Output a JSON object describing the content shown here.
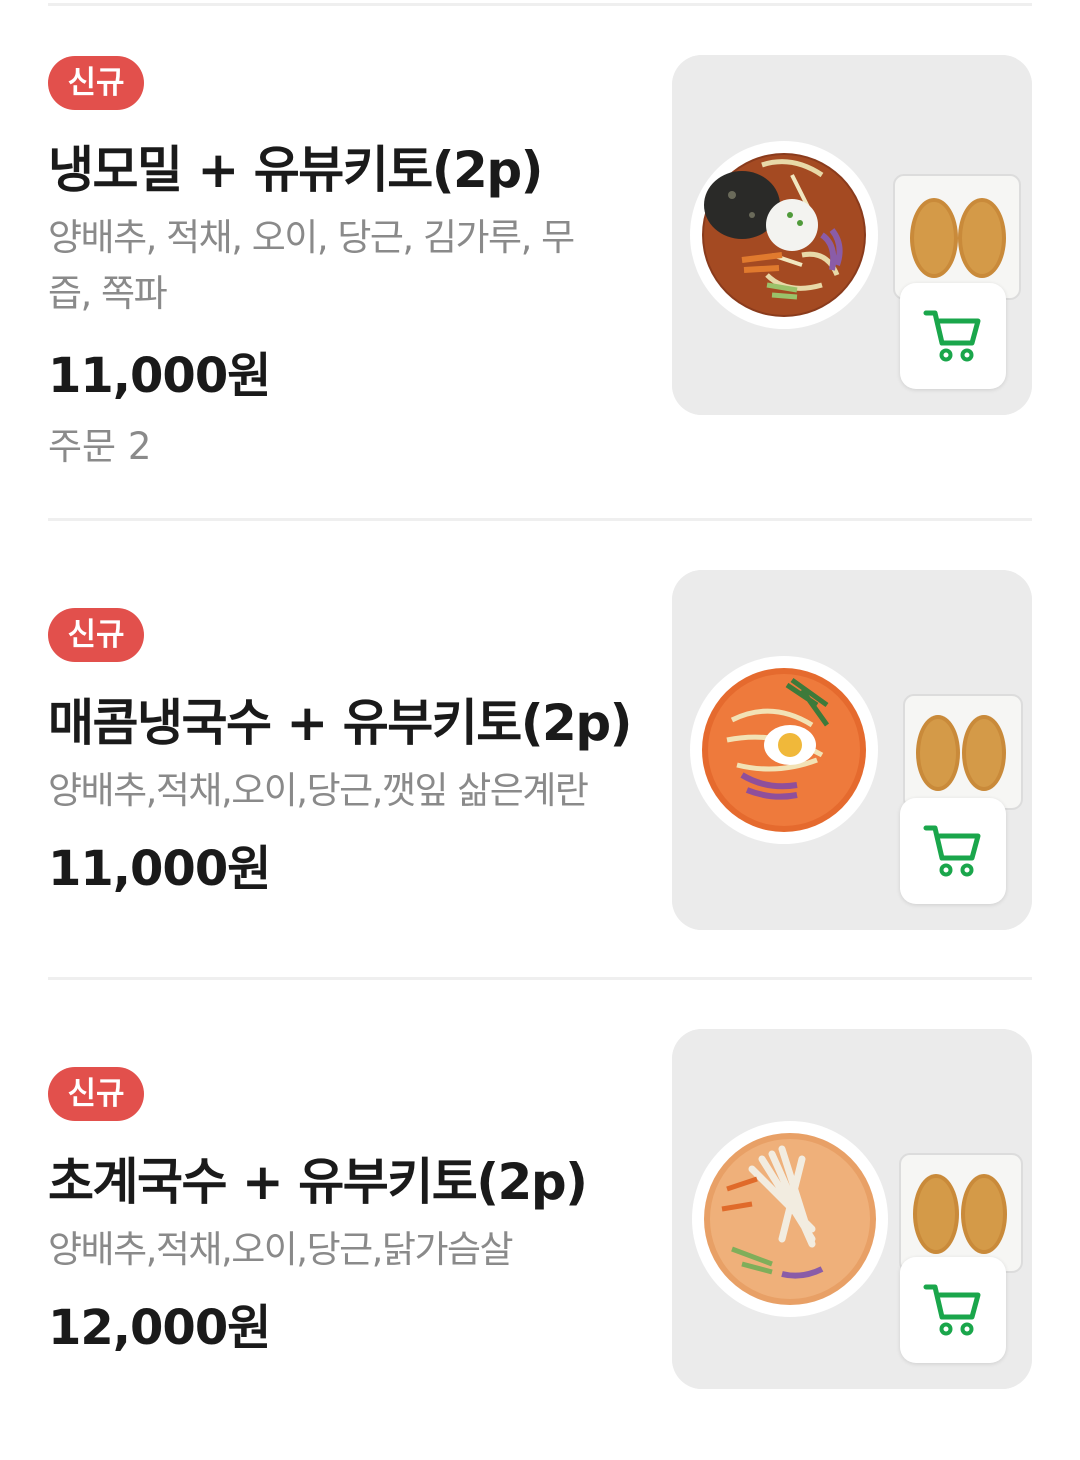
{
  "menu_items": [
    {
      "badge": "신규",
      "title": "냉모밀 + 유뷰키토(2p)",
      "description": "양배추, 적채, 오이, 당근, 김가루, 무즙, 쪽파",
      "price": "11,000원",
      "orders": "주문 2",
      "image_icon": "soba-with-inari-image",
      "cart_icon": "cart-icon"
    },
    {
      "badge": "신규",
      "title": "매콤냉국수 + 유부키토(2p)",
      "description": "양배추,적채,오이,당근,깻잎 삶은계란",
      "price": "11,000원",
      "image_icon": "spicy-noodle-with-inari-image",
      "cart_icon": "cart-icon"
    },
    {
      "badge": "신규",
      "title": "초계국수 + 유부키토(2p)",
      "description": "양배추,적채,오이,당근,닭가슴살",
      "price": "12,000원",
      "image_icon": "chicken-noodle-with-inari-image",
      "cart_icon": "cart-icon"
    }
  ],
  "colors": {
    "badge": "#e2504c",
    "cart": "#1aa64b",
    "divider": "#efefef",
    "secondary_text": "#8a8a8a"
  }
}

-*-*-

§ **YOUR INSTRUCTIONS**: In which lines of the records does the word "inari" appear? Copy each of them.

§ **ANSWER**:
      "image_icon": "soba-with-inari-image",
      "image_icon": "spicy-noodle-with-inari-image",
      "image_icon": "chicken-noodle-with-inari-image",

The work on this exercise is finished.